Cost aspects

  • Investment
    — 
    30 000 to 55 000 EUR for 1 000 Nm³/h. Investment costs are linear to gas quantity, considering that costs are
          mainly determined by the filter element [1].
    —  The average cost aspects for a filter element with the dimensions 1000 mm length x 60 mm o.d. x 40 mm i.d.:
          45 EUR [5].
  • Operating costs
    — 
    Personnel costs:    ca. 2 mh/week
    —  Auxiliary and residual materials: In excess of 150 EUR per year for 1 000 Nm³/h [1]. Transport costs for the
          separated dust are determined by the type of residue.

                                                                  Inert: ca. 75 EUR/ton
                                                                  Chemical: 150 – 250 EUR/ton

Advantages and disadvantages

  • Advantages
    — 
    Generally the same advantages as fabric filters;
    —  Filter candles have a high dust-separation yield;
    —  Filter candles are modularly constructed and are able to deal with high dust-loads;
    —  In contrast, fibre elements have a relatively low pressure drop, they are cheaper and have a low weight.
  • Disadvantages
    —  Filter candles require a lot of maintenance and are heavy;
    —  Fibre elements that have been woven into the fabric or felt-fibre need to be supported;
    —  Cleaning fibre elements leads to a lot of problems because dust-cake-forming is hindered at high
          temperatures, whereby it begins to swirl again when cleaned – thus becoming difficult to remove;
    —  Less suited to sticky dust;
    —  Temperature fluctuations when cleaning with compressed air;
    —  Risk of explosion in flammable dust ;
    —  Relatively high costs

 Applications

High temperature dust-removal in incineration plants and gasification systems in:

—  Coal-processing industry
—  Waste processing industry
—  Plastic processing

References

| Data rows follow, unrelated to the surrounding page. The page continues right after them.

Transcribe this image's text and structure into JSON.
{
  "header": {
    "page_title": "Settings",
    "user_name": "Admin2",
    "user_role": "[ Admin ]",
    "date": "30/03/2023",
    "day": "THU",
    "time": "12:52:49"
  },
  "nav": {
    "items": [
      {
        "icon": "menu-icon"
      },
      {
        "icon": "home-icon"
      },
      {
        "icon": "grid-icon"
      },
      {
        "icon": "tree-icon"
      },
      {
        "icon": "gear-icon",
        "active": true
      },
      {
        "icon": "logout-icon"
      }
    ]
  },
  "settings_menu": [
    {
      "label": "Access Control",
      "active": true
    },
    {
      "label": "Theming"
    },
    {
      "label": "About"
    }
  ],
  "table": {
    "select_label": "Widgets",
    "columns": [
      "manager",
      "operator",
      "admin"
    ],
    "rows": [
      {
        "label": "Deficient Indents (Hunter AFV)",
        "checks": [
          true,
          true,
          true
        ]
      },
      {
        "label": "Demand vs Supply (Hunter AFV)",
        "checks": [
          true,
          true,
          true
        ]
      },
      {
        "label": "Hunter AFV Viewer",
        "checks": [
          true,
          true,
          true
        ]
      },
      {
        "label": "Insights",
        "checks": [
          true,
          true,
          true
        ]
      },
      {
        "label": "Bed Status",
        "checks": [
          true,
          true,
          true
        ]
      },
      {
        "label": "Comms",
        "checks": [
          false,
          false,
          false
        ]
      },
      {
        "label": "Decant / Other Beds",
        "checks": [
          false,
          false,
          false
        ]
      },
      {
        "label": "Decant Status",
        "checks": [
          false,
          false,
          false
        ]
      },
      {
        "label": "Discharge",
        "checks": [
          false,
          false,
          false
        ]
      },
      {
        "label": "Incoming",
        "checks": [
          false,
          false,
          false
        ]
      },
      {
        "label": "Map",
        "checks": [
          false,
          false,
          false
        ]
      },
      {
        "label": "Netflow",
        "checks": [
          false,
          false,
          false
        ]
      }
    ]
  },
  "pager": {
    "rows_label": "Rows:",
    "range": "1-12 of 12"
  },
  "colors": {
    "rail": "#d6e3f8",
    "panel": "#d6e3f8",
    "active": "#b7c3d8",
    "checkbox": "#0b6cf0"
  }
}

  1. Factsheets on Air-emission reduction techniques, www.infomil.nl, Infomil
  2. Common waste water and waste gas treatment and management systems in the chemical sector. BREF document, European IPPC Bureau, http://eippcb.jrc.es
  3. Elslander H., De Fré R., Geuzens P., Wevers M. (1993). Comparative evaluation of possible gas purification systems for the combustion of household waste. In: Energie & Milieu, 9
  4. Work-book on environmental measures: “Metal and electro-technical industry” (1998 ), VNG publishers
  5. Supplier information